─── Records provided
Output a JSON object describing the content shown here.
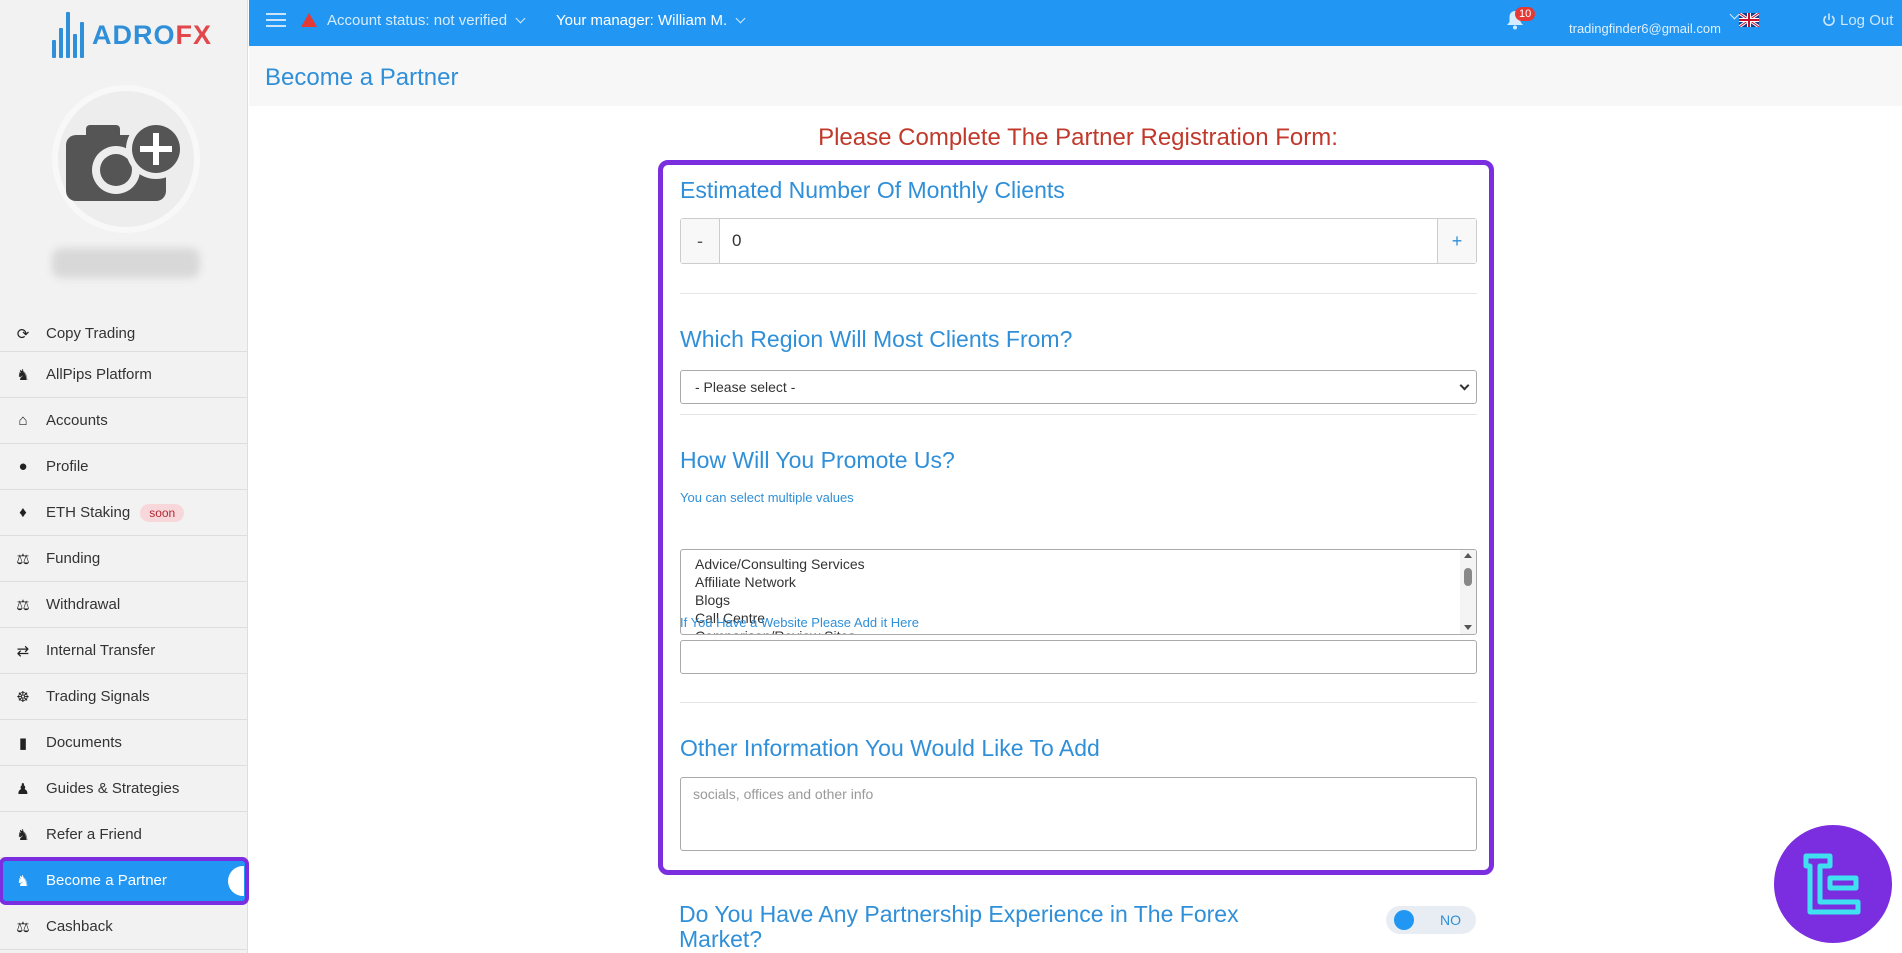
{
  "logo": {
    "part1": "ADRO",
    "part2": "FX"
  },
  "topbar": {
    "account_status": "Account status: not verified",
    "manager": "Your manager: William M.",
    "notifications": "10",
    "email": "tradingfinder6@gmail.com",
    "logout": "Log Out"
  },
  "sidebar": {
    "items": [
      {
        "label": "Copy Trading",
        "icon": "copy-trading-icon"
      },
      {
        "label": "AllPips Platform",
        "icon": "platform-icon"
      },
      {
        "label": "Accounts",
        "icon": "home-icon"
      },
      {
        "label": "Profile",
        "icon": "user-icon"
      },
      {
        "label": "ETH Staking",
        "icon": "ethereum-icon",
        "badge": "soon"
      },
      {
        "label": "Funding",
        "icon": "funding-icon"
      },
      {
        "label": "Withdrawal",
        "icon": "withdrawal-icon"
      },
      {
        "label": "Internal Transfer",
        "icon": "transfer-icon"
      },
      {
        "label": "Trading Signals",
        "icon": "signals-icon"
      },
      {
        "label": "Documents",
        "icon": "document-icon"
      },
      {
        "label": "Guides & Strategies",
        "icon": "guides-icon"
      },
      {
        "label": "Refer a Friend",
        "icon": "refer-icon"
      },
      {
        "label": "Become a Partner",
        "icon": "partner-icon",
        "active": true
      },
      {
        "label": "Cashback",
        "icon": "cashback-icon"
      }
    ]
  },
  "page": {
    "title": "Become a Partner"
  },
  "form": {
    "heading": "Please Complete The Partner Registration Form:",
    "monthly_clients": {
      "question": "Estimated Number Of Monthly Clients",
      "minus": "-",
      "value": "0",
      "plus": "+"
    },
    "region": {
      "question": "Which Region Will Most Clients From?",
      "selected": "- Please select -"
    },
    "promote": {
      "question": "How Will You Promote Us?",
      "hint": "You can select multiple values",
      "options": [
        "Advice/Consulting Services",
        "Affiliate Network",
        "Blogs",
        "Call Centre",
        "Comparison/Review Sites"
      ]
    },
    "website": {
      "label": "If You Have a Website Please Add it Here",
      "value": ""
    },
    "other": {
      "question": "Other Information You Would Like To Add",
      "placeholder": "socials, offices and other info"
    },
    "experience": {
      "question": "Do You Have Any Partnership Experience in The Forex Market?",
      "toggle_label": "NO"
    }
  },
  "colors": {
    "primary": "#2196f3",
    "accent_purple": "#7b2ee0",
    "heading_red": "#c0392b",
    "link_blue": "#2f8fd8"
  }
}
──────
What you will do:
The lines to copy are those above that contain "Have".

Output for this exercise:
      "label": "If You Have a Website Please Add it Here",
      "question": "Do You Have Any Partnership Experience in The Forex Market?",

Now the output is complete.